In summary, the sexual assaults encompassed by R.C. Chapter 2907 involve sexual conduct, sexual contact, and felonious sexual penetration. Since it is beyond dispute that the act of the defendant-appellee is a sexual assault, the question becomes "where in the aforementioned statutory scheme is this factual scenario to be found?" The majority opinion in the Court of Appeals noted that appellee's conduct would "come within the scope of the crime of gross sexual imposition,...

To continue reading
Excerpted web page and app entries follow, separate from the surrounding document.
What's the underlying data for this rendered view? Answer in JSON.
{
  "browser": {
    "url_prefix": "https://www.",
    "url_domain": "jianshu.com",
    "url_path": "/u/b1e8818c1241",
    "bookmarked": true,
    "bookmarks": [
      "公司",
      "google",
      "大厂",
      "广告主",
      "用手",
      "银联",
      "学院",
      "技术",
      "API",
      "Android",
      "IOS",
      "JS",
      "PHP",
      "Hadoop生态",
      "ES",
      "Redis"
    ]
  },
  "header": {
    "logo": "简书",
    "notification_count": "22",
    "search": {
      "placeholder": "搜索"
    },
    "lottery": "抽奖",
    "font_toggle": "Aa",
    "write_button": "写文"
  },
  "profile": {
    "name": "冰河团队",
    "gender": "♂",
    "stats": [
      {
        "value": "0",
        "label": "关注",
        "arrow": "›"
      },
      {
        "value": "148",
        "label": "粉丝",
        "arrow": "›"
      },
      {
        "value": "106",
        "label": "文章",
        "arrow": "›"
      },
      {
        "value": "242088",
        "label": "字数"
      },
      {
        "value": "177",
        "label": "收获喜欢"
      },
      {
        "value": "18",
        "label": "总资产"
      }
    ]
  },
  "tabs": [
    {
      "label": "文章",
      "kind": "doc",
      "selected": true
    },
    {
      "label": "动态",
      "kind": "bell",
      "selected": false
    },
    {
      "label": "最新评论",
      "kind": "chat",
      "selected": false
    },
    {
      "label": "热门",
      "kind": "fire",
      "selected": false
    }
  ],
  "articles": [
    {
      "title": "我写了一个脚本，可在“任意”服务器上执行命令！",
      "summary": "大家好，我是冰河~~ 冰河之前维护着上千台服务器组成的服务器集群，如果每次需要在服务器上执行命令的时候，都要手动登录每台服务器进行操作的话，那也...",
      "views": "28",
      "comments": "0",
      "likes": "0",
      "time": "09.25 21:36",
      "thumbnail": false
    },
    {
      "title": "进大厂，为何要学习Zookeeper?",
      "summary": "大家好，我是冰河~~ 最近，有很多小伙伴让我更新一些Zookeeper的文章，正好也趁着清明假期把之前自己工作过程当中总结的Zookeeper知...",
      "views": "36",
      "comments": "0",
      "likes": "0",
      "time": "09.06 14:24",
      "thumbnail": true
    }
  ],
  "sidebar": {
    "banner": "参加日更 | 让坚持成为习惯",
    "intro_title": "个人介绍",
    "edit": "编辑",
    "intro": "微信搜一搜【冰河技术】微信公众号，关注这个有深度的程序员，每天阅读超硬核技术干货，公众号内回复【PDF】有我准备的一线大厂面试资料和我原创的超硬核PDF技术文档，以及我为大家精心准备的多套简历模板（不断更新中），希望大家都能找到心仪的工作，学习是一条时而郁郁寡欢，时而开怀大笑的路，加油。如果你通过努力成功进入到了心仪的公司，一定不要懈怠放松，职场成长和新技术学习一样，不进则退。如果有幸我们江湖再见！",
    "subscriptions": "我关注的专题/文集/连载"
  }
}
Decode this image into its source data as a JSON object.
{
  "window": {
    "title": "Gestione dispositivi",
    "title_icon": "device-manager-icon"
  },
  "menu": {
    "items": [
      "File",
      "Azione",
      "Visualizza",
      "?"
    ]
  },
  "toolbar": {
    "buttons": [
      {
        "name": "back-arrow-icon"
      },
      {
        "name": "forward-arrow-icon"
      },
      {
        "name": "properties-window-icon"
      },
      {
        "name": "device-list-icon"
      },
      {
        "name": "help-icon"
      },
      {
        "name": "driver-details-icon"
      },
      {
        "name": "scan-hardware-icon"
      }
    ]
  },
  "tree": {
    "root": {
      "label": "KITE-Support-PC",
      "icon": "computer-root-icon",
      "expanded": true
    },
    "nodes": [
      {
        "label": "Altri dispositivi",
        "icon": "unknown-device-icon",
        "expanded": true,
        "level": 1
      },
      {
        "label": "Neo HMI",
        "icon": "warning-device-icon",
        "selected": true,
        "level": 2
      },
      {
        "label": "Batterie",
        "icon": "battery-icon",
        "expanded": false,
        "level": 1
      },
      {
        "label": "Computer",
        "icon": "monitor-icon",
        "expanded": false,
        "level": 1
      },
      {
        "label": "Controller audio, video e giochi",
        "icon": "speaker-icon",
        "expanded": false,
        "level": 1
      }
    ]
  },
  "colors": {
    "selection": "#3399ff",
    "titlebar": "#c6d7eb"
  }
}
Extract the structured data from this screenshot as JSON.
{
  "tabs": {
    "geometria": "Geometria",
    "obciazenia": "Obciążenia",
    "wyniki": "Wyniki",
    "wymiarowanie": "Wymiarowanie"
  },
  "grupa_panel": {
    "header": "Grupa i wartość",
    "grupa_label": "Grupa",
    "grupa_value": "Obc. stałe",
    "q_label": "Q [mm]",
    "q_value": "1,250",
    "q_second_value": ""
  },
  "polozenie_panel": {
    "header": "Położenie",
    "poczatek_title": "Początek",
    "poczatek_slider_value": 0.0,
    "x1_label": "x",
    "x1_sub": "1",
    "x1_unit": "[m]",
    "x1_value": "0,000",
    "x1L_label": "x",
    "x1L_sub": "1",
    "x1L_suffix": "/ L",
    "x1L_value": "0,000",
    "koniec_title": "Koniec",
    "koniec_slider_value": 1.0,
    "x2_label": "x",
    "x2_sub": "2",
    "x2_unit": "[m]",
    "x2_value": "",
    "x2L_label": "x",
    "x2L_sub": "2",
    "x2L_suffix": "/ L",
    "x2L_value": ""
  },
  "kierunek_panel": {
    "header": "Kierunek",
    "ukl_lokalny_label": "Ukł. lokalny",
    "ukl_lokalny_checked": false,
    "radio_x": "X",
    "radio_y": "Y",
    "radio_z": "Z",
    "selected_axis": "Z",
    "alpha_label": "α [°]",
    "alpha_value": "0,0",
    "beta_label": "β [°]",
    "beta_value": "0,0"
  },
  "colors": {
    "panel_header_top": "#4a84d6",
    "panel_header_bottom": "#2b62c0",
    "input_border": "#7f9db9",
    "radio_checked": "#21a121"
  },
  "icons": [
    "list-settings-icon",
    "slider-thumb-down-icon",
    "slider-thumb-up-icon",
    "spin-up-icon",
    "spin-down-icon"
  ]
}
Request your trial
39 cases
  • Turner v. Hooks, 15CA3477.
    • United States
    • United States Court of Appeals (Ohio)
    • May 18, 2016
    ...the other two terms in the phrase, “parents, guardian or other custodian” under the legal maxim “ejusdem generis.” See State v. Hooper, 57 Ohio St.2d 87, 89–90, 386 N.E.2d 1348 (1979) (using the doctrine of ejusdem generis to construe the phrase “any instrument, apparatus or other object”);......
  • State ex rel. Barno v. Crestwood Bd. of Edn.
    • United States
    • United States Court of Appeals (Ohio)
    • June 22, 1998
    ...Div. of Wildlife v. Barker (1983), 8 Ohio St.3d 39, 41, 8 OBR 401, 402-403, 457 N.E.2d 312, 314-315, fn. 3; State v. Hooper (1979), 57 Ohio St.2d 87, 89-90, 11 O.O.3d 250, 251-252, 386 N.E.2d 1348, 1349-1354. State v. Aspell (1967), 10 Ohio St.2d 1, 4, 39 O.O.2d 1, 2-3, 225 N.E.2d 226, 228 ......
  • State v. Zacarias, 19-0838
    • United States
    • United States State Supreme Court of Iowa
    • April 23, 2021
    ..."any instrument, apparatus, or [o]ther object into the vaginal or anal cavity of another" by force or threat of force. State v. Hooper , 57 Ohio St.2d 87, 386 N.E.2d 1348, 1349–50 (1979) (quoting Ohio Rev. Code § 2907.12(A) (1978) (repealed 1996)). It did so because it concluded the statute......
  • Henley v. City of Youngstown Bd. of Zoning Appeals, 99-1520.
    • United States
    • United States State Supreme Court of Ohio
    • October 4, 2000
    ...general or unstated terms in the definition should be determined with reference to the terms expressly included. State v. Hooper (1979), 57 Ohio St.2d 87, 89-90, 11 O.O.3d 250, 252, 386 N.E.2d 1348, 1350; see, also, Miller, Pragmatics and the Maxims of Interpretation (1990), 1990 Wis.L.Rev.......
  • Request a trial to view additional results

VLEX uses login cookies to provide you with a better browsing experience. If you click on 'Accept' or continue browsing this site we consider that you accept our cookie policy. ACCEPT